### PROVIDED ENTRIES ###

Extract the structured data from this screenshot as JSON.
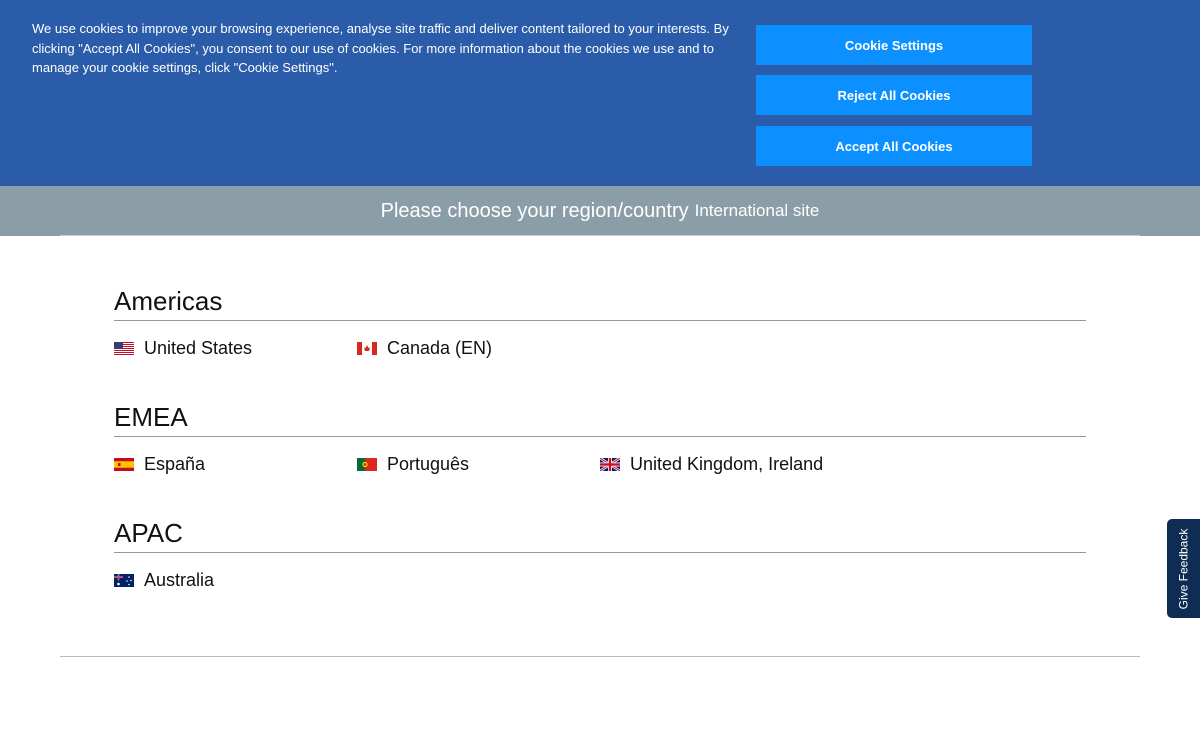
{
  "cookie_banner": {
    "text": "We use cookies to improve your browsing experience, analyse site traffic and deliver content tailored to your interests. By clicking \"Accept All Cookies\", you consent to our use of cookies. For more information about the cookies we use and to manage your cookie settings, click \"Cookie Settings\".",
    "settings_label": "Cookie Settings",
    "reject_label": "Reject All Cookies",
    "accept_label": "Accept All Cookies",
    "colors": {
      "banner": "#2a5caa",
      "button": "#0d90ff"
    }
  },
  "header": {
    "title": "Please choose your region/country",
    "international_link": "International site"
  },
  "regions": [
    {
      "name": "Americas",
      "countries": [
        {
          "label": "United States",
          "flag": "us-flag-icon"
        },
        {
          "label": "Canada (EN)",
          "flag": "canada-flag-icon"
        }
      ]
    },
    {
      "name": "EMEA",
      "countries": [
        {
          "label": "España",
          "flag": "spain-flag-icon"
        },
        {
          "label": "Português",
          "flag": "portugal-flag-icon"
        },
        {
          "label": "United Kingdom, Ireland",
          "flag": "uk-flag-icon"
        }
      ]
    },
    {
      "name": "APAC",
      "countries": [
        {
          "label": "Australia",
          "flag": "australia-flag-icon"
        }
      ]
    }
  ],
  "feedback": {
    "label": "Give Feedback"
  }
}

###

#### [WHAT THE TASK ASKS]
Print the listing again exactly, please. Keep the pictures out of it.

#### [YOUR SOLUTION]
Extract the structured data from this screenshot as JSON.
{
  "cookie_banner": {
    "text": "We use cookies to improve your browsing experience, analyse site traffic and deliver content tailored to your interests. By clicking \"Accept All Cookies\", you consent to our use of cookies. For more information about the cookies we use and to manage your cookie settings, click \"Cookie Settings\".",
    "settings_label": "Cookie Settings",
    "reject_label": "Reject All Cookies",
    "accept_label": "Accept All Cookies",
    "colors": {
      "banner": "#2a5caa",
      "button": "#0d90ff"
    }
  },
  "header": {
    "title": "Please choose your region/country",
    "international_link": "International site"
  },
  "regions": [
    {
      "name": "Americas",
      "countries": [
        {
          "label": "United States",
          "flag": "us-flag-icon"
        },
        {
          "label": "Canada (EN)",
          "flag": "canada-flag-icon"
        }
      ]
    },
    {
      "name": "EMEA",
      "countries": [
        {
          "label": "España",
          "flag": "spain-flag-icon"
        },
        {
          "label": "Português",
          "flag": "portugal-flag-icon"
        },
        {
          "label": "United Kingdom, Ireland",
          "flag": "uk-flag-icon"
        }
      ]
    },
    {
      "name": "APAC",
      "countries": [
        {
          "label": "Australia",
          "flag": "australia-flag-icon"
        }
      ]
    }
  ],
  "feedback": {
    "label": "Give Feedback"
  }
}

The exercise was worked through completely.